Stay Away From Clichés
Many of the best logos are the ones that slowly divulge information rather than throwing it all at you at once. Think of large global brands like FedEx, Nike, Penguin or IBM. It isn’t immediately clear what these companies do from just looking at their logo. Rather, they function as symbols that are able to stand alone. For a creative business, it’s especially important to think outside the box and demonstrate to potential consumers your talent for creative design.
“I get a lot of clients that take the logo very literally like, ‘if the logo doesn’t have children’s handwriting how will people know it’s a preschool, or if it doesn’t have a pizza cutter how will people know it’s a pizza shop.’ And the problem is that is the way a lot of creative logos are. So although it is helpful to identify what you or your business is, when you create a logo like that you are just a blade of grass in a landscape of identical logos.

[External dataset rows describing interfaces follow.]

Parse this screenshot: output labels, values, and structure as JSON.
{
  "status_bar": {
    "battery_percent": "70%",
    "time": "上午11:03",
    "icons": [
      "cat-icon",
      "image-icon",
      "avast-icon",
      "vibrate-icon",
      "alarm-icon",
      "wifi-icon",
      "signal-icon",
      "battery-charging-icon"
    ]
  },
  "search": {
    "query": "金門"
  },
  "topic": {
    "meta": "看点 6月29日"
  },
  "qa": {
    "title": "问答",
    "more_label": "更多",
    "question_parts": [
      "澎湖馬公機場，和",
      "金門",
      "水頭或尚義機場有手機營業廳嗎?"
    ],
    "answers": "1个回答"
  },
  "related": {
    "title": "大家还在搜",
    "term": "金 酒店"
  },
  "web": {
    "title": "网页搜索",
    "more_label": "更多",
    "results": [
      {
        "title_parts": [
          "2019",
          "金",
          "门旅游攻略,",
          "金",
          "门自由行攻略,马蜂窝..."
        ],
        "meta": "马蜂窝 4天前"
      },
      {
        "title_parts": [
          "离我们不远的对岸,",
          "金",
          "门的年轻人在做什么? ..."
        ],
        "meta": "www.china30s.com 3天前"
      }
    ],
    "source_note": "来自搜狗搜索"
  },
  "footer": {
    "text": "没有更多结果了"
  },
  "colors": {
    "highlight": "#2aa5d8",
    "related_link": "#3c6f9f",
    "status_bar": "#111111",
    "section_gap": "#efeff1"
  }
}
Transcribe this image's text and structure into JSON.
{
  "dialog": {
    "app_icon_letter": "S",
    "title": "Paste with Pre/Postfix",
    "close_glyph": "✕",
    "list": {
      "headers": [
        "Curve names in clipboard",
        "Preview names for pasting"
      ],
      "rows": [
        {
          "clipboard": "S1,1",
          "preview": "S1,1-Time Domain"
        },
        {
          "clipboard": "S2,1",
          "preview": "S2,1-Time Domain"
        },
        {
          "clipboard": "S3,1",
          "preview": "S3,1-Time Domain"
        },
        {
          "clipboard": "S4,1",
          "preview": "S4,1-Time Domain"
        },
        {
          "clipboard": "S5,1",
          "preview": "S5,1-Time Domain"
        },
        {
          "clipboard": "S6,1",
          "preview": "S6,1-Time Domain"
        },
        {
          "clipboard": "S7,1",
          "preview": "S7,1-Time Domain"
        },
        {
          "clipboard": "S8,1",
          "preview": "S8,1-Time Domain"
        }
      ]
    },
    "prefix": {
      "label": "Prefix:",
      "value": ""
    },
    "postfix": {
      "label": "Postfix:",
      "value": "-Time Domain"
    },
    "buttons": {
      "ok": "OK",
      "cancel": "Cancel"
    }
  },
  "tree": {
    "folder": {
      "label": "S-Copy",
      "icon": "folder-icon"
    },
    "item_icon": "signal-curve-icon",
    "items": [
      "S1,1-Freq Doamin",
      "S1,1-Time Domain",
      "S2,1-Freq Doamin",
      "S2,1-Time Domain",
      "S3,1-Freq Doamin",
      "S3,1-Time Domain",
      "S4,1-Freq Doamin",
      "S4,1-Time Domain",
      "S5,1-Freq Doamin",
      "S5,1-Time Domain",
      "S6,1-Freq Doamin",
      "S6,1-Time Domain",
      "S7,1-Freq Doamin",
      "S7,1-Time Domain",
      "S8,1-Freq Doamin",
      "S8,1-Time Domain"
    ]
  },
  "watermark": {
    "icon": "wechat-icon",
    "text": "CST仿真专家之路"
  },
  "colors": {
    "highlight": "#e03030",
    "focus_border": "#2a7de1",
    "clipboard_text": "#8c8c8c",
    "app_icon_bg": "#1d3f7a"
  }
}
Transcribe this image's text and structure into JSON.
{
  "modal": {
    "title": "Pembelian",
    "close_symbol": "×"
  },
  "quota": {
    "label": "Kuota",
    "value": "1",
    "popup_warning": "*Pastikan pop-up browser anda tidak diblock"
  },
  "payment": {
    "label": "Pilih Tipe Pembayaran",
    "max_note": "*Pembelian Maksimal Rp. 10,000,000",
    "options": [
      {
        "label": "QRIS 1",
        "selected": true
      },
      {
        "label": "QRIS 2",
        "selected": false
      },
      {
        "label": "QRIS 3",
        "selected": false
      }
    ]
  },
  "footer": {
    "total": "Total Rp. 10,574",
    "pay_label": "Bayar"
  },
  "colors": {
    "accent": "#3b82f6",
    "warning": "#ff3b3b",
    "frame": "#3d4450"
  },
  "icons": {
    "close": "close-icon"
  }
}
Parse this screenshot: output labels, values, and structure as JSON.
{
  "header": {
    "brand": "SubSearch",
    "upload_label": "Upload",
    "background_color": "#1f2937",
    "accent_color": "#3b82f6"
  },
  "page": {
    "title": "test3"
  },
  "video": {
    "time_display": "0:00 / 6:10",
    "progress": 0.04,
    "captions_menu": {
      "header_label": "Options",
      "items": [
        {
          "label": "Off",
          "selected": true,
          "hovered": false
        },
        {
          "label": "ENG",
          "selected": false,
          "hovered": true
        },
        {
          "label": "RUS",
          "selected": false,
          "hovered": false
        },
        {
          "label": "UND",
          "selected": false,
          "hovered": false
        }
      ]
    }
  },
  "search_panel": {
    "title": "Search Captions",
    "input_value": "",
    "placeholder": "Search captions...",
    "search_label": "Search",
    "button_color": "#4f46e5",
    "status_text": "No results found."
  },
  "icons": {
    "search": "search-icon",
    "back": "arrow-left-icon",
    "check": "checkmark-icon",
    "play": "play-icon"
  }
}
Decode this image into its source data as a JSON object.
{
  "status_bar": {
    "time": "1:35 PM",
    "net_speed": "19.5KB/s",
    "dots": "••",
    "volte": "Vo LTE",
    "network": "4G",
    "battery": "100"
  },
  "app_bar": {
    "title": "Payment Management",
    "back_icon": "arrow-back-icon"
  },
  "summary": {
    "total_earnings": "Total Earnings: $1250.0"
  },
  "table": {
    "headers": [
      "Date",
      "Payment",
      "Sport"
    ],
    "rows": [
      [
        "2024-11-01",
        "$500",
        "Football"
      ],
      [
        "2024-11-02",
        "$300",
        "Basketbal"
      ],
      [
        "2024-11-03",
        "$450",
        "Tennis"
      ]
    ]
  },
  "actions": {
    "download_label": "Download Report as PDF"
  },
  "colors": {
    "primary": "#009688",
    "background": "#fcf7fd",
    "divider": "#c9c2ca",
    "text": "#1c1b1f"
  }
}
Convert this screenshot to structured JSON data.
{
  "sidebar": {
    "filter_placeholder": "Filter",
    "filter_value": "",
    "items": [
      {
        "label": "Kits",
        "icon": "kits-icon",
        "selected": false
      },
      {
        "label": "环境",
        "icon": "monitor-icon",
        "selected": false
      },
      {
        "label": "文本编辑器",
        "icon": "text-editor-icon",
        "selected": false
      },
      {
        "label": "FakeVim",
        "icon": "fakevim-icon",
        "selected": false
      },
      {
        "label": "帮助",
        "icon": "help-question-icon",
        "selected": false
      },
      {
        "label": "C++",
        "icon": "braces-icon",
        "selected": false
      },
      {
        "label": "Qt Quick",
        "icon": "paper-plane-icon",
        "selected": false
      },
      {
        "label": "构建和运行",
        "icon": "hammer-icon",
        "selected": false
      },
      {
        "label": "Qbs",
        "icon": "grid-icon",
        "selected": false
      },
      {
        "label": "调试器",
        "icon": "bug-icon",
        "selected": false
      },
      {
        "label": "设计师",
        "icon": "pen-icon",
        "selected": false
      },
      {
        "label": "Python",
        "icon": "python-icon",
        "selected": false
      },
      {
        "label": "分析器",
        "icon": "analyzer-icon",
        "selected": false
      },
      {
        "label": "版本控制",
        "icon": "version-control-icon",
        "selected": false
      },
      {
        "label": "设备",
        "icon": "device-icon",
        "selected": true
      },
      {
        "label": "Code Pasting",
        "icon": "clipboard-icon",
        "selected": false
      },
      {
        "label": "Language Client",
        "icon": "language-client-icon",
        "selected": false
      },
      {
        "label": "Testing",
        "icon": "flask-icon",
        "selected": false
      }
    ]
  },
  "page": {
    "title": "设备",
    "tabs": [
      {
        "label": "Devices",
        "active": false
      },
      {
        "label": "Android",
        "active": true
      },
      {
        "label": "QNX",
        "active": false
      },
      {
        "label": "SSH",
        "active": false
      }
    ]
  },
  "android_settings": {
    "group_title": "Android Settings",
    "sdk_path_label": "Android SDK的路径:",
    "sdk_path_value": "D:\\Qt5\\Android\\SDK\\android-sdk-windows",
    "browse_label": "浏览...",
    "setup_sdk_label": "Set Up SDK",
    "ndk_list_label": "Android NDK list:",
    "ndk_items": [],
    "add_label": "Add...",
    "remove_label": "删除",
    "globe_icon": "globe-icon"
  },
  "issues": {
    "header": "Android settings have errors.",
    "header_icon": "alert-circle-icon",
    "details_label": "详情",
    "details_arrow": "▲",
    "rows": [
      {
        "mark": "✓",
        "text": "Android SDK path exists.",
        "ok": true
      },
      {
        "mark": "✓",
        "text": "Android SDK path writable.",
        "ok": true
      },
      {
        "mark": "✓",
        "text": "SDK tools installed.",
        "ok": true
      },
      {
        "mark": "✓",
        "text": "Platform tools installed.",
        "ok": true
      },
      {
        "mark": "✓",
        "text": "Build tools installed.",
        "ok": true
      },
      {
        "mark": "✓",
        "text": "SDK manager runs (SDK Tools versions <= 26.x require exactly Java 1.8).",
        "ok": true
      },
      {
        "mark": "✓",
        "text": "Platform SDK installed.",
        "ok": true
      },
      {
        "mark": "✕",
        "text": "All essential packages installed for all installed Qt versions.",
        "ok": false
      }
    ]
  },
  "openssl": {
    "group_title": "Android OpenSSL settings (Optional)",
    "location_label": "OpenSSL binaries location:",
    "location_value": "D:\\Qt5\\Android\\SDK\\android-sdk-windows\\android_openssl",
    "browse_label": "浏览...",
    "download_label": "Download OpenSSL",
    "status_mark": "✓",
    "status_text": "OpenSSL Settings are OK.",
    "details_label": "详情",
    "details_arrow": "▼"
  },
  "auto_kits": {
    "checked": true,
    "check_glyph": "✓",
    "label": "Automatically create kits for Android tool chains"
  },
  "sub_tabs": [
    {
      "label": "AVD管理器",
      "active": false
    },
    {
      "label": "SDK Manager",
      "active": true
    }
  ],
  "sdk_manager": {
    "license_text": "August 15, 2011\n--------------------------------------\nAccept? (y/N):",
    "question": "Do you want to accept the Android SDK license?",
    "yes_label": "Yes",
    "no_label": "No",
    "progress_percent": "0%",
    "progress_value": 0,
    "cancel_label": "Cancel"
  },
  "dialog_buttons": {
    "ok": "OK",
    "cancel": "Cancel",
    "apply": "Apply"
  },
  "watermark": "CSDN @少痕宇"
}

Whereas, a really successful logo doesn’t immediately tell you what it is. It’s the logos that work with the figurative or with metaphors that end up resonating more. It’s the logos that, once you see it you can’t unsee it.”
Consider All The Options for Your Creative Business
Just as you should be considering your overall creative business brand from every angle, you should consider every potential version of the logo. Mac prefers exploring a concept through repetition. While in the beginning stages of actual design, she sketches out as many ideas on paper as possible and takes the time to step back and let the concept marinate before putting anything on the computer. Likewise, the focus is on form, opting for only using black and negative space until she has arrived to the right design.
“Focusing on the form will ultimately allow you to come to a stronger creative logo. You should always sketch out as many ideas as possible and then start mixing and cutting, just focusing on the form itself. All of the little details – color, spacing, font – those are all things that come afterward on a more intuitive level. Having a clear concept first is much more important,” explains Mac.
The next step is figuring out if the logo is actually functional. A complicated logo may look pretty on paper but may not translate to every medium. As Sanders points out, “You have to think about all of the places that logo will live.” A logo can be placed on many more mediums than your business card and website; in fact, it can be translated to any number of physical and digital spaces.
“A big mistake is not considering all the mediums that a logo can live on. It can be etched, embroidered, put on a patch, hand painted, put on a t-shirt, the possibilities are endless,” adds Mac. “A complicated logo isn’t going to look good everywhere. You should always shrink it down as small as it goes and imagine it blown up on a 100-foot banner. If it still looks good, that is a successful logo.”
Kevin Vaughn is a writer and photographer focused on food and culture in Buenos Aires, Argentina. His work has appeared Munchies, New Worlder, Remezcla and Savoteur.